*** Supplied records ***

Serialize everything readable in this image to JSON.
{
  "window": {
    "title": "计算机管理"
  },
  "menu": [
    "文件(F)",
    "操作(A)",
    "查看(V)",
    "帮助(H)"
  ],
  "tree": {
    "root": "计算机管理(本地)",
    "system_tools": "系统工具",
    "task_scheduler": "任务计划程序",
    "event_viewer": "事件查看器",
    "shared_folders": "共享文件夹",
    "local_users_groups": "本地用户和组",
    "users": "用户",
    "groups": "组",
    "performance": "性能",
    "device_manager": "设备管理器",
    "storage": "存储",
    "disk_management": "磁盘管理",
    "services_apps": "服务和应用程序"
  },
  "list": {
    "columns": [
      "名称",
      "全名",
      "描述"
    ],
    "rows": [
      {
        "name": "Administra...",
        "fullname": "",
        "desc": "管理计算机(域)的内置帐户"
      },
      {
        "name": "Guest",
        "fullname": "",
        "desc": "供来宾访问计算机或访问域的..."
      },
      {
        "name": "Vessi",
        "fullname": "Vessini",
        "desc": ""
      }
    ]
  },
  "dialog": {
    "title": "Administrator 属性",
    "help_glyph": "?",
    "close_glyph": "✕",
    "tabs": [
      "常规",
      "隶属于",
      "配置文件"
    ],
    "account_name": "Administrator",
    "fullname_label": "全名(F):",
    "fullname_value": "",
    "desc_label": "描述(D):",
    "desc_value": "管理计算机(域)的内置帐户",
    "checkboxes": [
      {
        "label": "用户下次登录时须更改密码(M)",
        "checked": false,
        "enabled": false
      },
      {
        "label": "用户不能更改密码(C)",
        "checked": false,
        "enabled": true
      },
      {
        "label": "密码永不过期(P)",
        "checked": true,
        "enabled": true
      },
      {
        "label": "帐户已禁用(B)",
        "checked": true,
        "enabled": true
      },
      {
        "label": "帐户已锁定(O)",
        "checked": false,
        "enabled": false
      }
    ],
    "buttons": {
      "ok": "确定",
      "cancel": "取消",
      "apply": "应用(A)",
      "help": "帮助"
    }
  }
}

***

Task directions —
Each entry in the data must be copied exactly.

Solution for this task —
Serialize everything readable in this image to JSON.
{
  "window": {
    "title": "计算机管理"
  },
  "menu": [
    "文件(F)",
    "操作(A)",
    "查看(V)",
    "帮助(H)"
  ],
  "tree": {
    "root": "计算机管理(本地)",
    "system_tools": "系统工具",
    "task_scheduler": "任务计划程序",
    "event_viewer": "事件查看器",
    "shared_folders": "共享文件夹",
    "local_users_groups": "本地用户和组",
    "users": "用户",
    "groups": "组",
    "performance": "性能",
    "device_manager": "设备管理器",
    "storage": "存储",
    "disk_management": "磁盘管理",
    "services_apps": "服务和应用程序"
  },
  "list": {
    "columns": [
      "名称",
      "全名",
      "描述"
    ],
    "rows": [
      {
        "name": "Administra...",
        "fullname": "",
        "desc": "管理计算机(域)的内置帐户"
      },
      {
        "name": "Guest",
        "fullname": "",
        "desc": "供来宾访问计算机或访问域的..."
      },
      {
        "name": "Vessi",
        "fullname": "Vessini",
        "desc": ""
      }
    ]
  },
  "dialog": {
    "title": "Administrator 属性",
    "help_glyph": "?",
    "close_glyph": "✕",
    "tabs": [
      "常规",
      "隶属于",
      "配置文件"
    ],
    "account_name": "Administrator",
    "fullname_label": "全名(F):",
    "fullname_value": "",
    "desc_label": "描述(D):",
    "desc_value": "管理计算机(域)的内置帐户",
    "checkboxes": [
      {
        "label": "用户下次登录时须更改密码(M)",
        "checked": false,
        "enabled": false
      },
      {
        "label": "用户不能更改密码(C)",
        "checked": false,
        "enabled": true
      },
      {
        "label": "密码永不过期(P)",
        "checked": true,
        "enabled": true
      },
      {
        "label": "帐户已禁用(B)",
        "checked": true,
        "enabled": true
      },
      {
        "label": "帐户已锁定(O)",
        "checked": false,
        "enabled": false
      }
    ],
    "buttons": {
      "ok": "确定",
      "cancel": "取消",
      "apply": "应用(A)",
      "help": "帮助"
    }
  }
}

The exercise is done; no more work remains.